*TASK TO COMPLETE*. Among the records below, find each line containing the word "title" and copy it.

*RECORDS FOR THIS TASK*.
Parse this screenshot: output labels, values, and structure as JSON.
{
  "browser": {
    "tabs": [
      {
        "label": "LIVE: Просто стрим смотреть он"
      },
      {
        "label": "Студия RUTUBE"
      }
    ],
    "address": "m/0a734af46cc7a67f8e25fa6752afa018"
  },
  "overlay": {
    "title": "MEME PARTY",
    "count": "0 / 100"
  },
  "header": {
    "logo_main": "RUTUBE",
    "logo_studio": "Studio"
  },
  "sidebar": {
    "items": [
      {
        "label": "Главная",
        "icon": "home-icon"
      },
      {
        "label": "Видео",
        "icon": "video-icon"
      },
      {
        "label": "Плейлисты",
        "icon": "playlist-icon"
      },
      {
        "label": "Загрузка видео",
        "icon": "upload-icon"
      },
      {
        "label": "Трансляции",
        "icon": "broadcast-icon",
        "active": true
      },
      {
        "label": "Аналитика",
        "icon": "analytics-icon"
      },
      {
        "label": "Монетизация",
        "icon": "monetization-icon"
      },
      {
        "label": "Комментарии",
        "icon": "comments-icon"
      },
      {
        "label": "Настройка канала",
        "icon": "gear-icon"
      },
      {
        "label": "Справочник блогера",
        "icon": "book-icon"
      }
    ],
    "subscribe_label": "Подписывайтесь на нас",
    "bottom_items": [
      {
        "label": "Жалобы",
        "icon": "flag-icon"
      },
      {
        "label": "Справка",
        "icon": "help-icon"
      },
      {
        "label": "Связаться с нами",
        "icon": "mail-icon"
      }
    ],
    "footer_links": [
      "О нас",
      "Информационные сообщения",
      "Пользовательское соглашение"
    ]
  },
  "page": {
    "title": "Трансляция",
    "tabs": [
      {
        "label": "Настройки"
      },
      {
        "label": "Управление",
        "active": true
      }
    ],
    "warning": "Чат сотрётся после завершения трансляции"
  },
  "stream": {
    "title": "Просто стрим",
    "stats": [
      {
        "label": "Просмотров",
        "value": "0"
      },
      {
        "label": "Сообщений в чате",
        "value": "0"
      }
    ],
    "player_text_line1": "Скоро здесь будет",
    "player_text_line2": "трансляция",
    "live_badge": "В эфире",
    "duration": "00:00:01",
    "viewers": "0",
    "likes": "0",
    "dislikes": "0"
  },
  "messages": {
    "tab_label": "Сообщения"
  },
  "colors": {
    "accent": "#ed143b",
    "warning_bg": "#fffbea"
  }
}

*TASK OUTPUT*.
    "title": "MEME PARTY",
    "title": "Трансляция",
    "title": "Просто стрим",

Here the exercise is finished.